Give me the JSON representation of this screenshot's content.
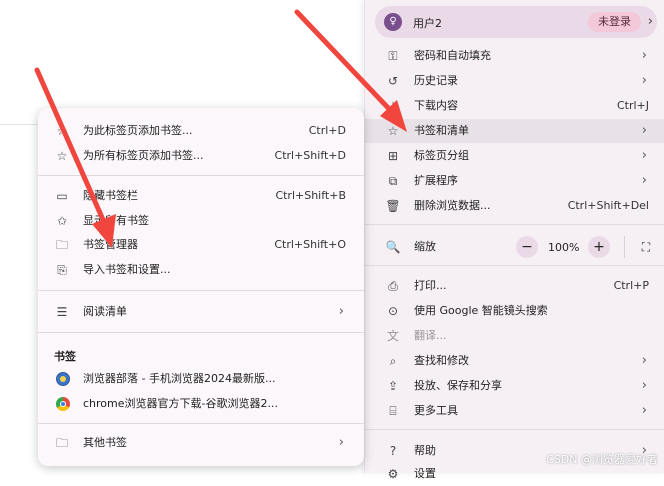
{
  "profile": {
    "avatar_glyph": "♀",
    "name": "用户2",
    "badge": "未登录"
  },
  "menu": {
    "passwords": "密码和自动填充",
    "history": "历史记录",
    "downloads": {
      "label": "下载内容",
      "shortcut": "Ctrl+J"
    },
    "bookmarks": "书签和清单",
    "tab_groups": "标签页分组",
    "extensions": "扩展程序",
    "clear_data": {
      "label": "删除浏览数据...",
      "shortcut": "Ctrl+Shift+Del"
    },
    "zoom": {
      "label": "缩放",
      "value": "100%",
      "minus": "−",
      "plus": "+"
    },
    "print": {
      "label": "打印...",
      "shortcut": "Ctrl+P"
    },
    "lens": "使用 Google 智能镜头搜索",
    "translate": "翻译...",
    "find": "查找和修改",
    "cast": "投放、保存和分享",
    "more_tools": "更多工具",
    "help": "帮助",
    "settings": "设置"
  },
  "submenu": {
    "add_tab": {
      "label": "为此标签页添加书签...",
      "shortcut": "Ctrl+D"
    },
    "add_all": {
      "label": "为所有标签页添加书签...",
      "shortcut": "Ctrl+Shift+D"
    },
    "hide_bar": {
      "label": "隐藏书签栏",
      "shortcut": "Ctrl+Shift+B"
    },
    "show_all": "显示所有书签",
    "manager": {
      "label": "书签管理器",
      "shortcut": "Ctrl+Shift+O"
    },
    "import": "导入书签和设置...",
    "reading_list": "阅读清单",
    "section": "书签",
    "bookmarks": [
      "浏览器部落 - 手机浏览器2024最新版...",
      "chrome浏览器官方下载-谷歌浏览器2..."
    ],
    "other": "其他书签"
  },
  "watermark": "CSDN @浏览器爱好者",
  "colors": {
    "arrow": "#f0463e",
    "highlight": "#e8e1e7",
    "profile_bg": "#ead9e6"
  }
}
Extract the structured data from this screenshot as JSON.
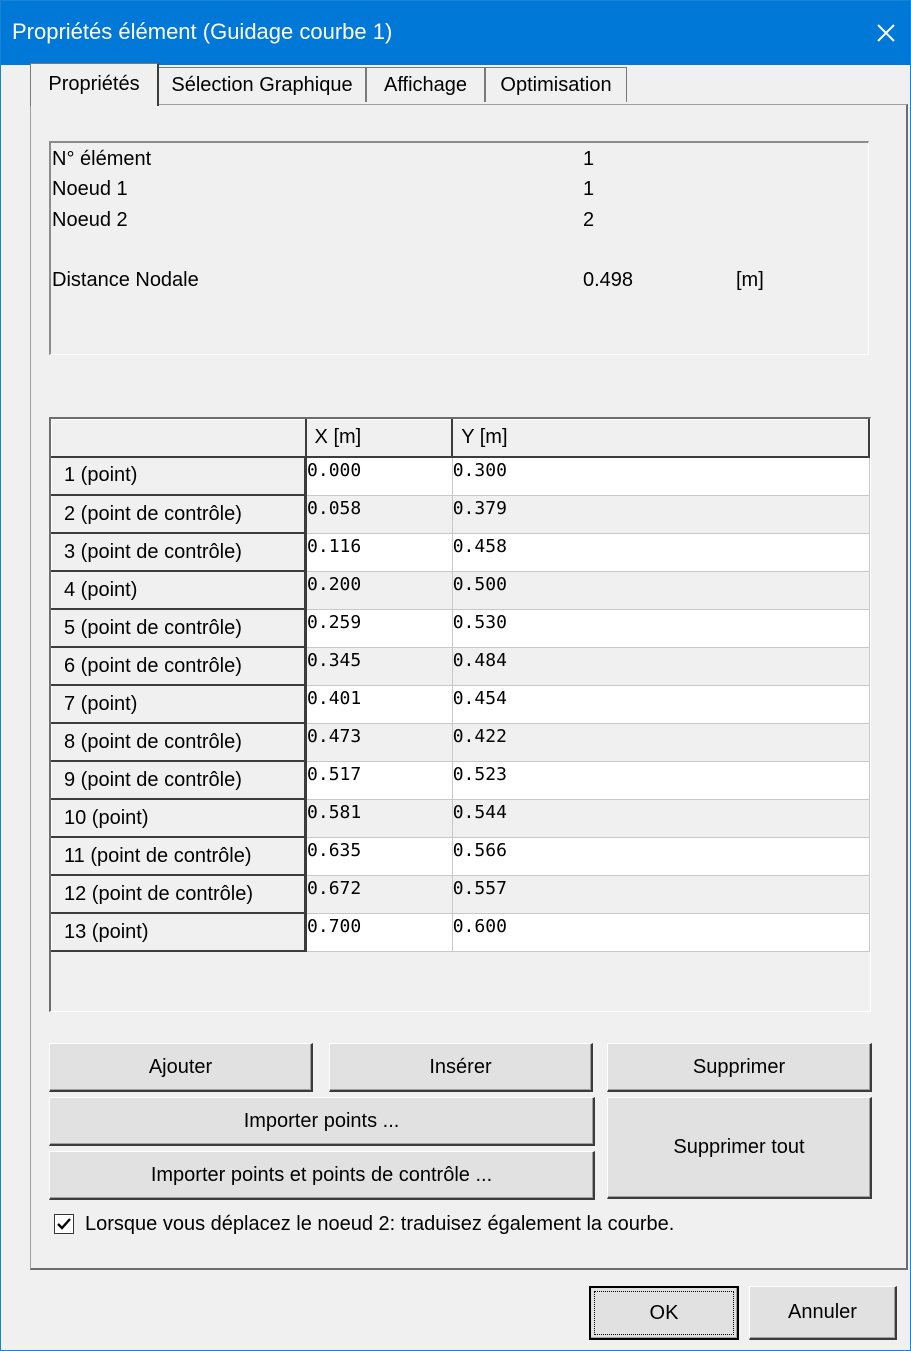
{
  "window": {
    "title": "Propriétés élément (Guidage courbe 1)"
  },
  "tabs": [
    {
      "label": "Propriétés",
      "active": true
    },
    {
      "label": "Sélection Graphique",
      "active": false
    },
    {
      "label": "Affichage",
      "active": false
    },
    {
      "label": "Optimisation",
      "active": false
    }
  ],
  "info": {
    "element_label": "N° élément",
    "element_value": "1",
    "node1_label": "Noeud 1",
    "node1_value": "1",
    "node2_label": "Noeud 2",
    "node2_value": "2",
    "distance_label": "Distance Nodale",
    "distance_value": "0.498",
    "distance_unit": "[m]"
  },
  "grid": {
    "columns": [
      "",
      "X [m]",
      "Y [m]"
    ],
    "rows": [
      {
        "label": "1 (point)",
        "x": "0.000",
        "y": "0.300"
      },
      {
        "label": "2 (point de contrôle)",
        "x": "0.058",
        "y": "0.379"
      },
      {
        "label": "3 (point de contrôle)",
        "x": "0.116",
        "y": "0.458"
      },
      {
        "label": "4 (point)",
        "x": "0.200",
        "y": "0.500"
      },
      {
        "label": "5 (point de contrôle)",
        "x": "0.259",
        "y": "0.530"
      },
      {
        "label": "6 (point de contrôle)",
        "x": "0.345",
        "y": "0.484"
      },
      {
        "label": "7 (point)",
        "x": "0.401",
        "y": "0.454"
      },
      {
        "label": "8 (point de contrôle)",
        "x": "0.473",
        "y": "0.422"
      },
      {
        "label": "9 (point de contrôle)",
        "x": "0.517",
        "y": "0.523"
      },
      {
        "label": "10 (point)",
        "x": "0.581",
        "y": "0.544"
      },
      {
        "label": "11 (point de contrôle)",
        "x": "0.635",
        "y": "0.566"
      },
      {
        "label": "12 (point de contrôle)",
        "x": "0.672",
        "y": "0.557"
      },
      {
        "label": "13 (point)",
        "x": "0.700",
        "y": "0.600"
      }
    ]
  },
  "buttons": {
    "add": "Ajouter",
    "insert": "Insérer",
    "delete": "Supprimer",
    "import_points": "Importer points ...",
    "import_points_ctrl": "Importer points et points de contrôle ...",
    "delete_all": "Supprimer tout",
    "ok": "OK",
    "cancel": "Annuler"
  },
  "checkbox": {
    "checked": true,
    "label": "Lorsque vous déplacez le noeud 2: traduisez également la courbe."
  },
  "colors": {
    "titlebar": "#0078d7",
    "dialog_bg": "#f0f0f0"
  }
}
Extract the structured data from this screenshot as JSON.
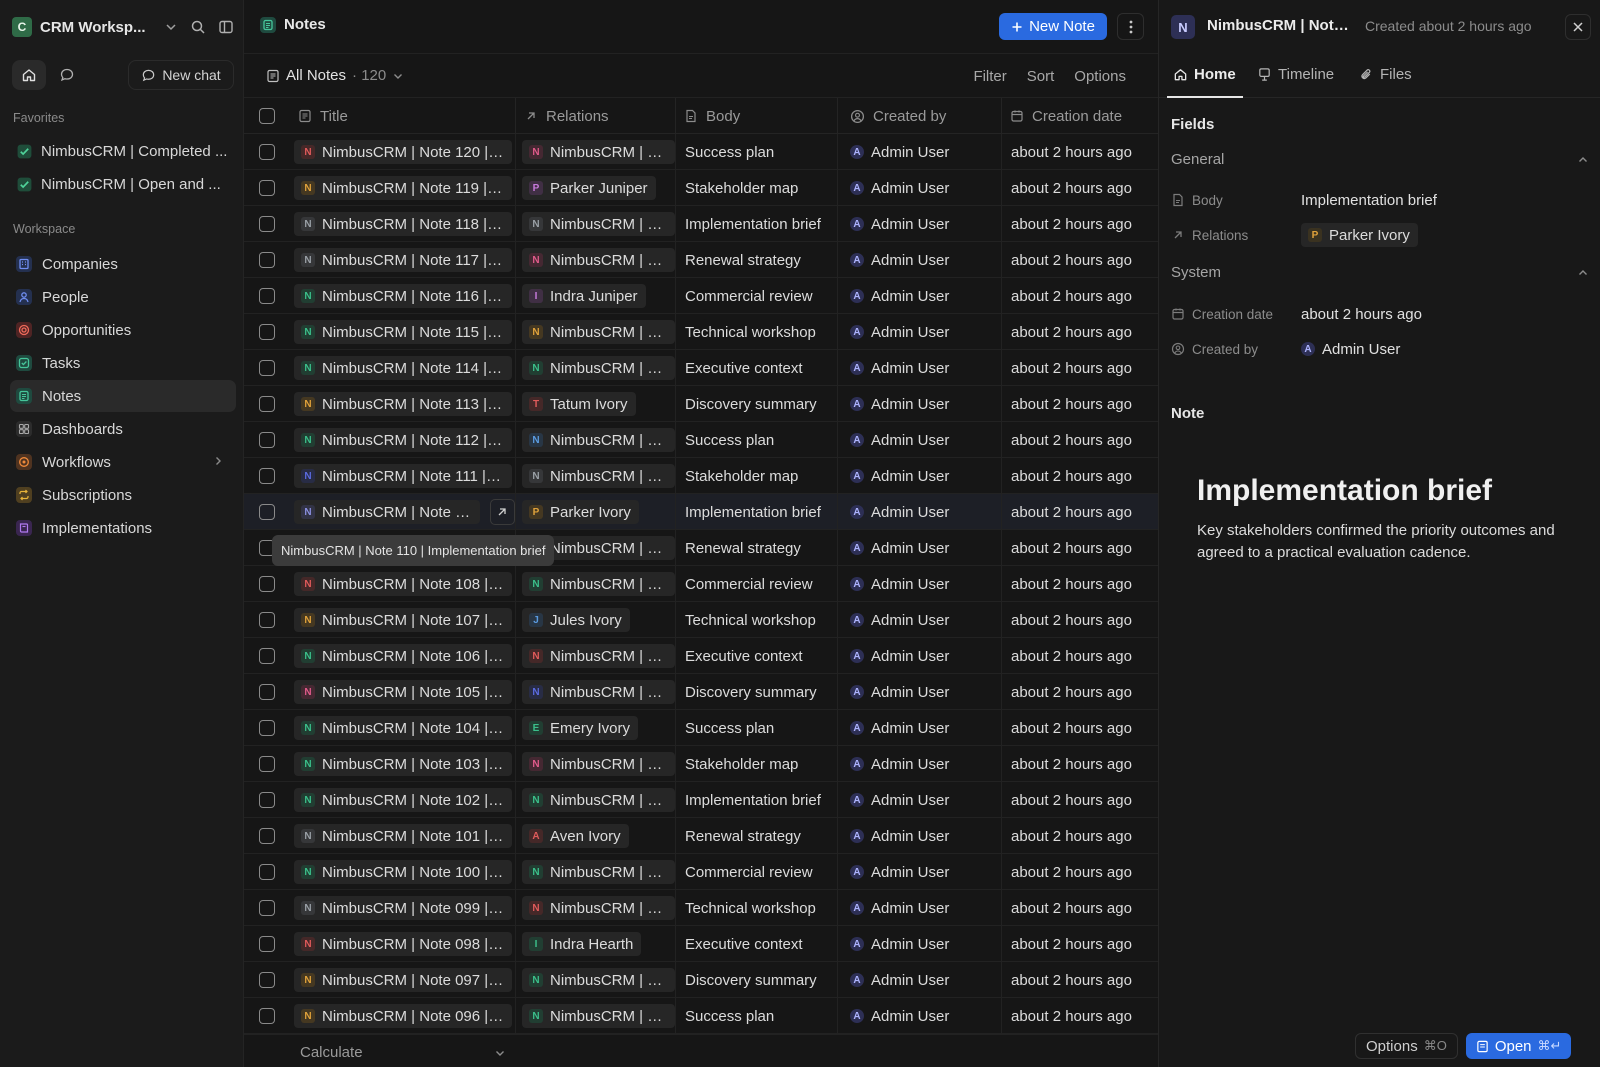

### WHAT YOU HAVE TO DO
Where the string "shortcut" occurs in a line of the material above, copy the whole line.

### ANSWER BOX
      "shortcut": "Ctrl+J"
      "shortcut": "Ctrl+Shift+Del"
      "shortcut": "Ctrl+P"
      "shortcut": "Ctrl+D"
      "shortcut": "Ctrl+Shift+D"
      "shortcut": "Ctrl+Shift+B"
      "shortcut": "Ctrl+Shift+O"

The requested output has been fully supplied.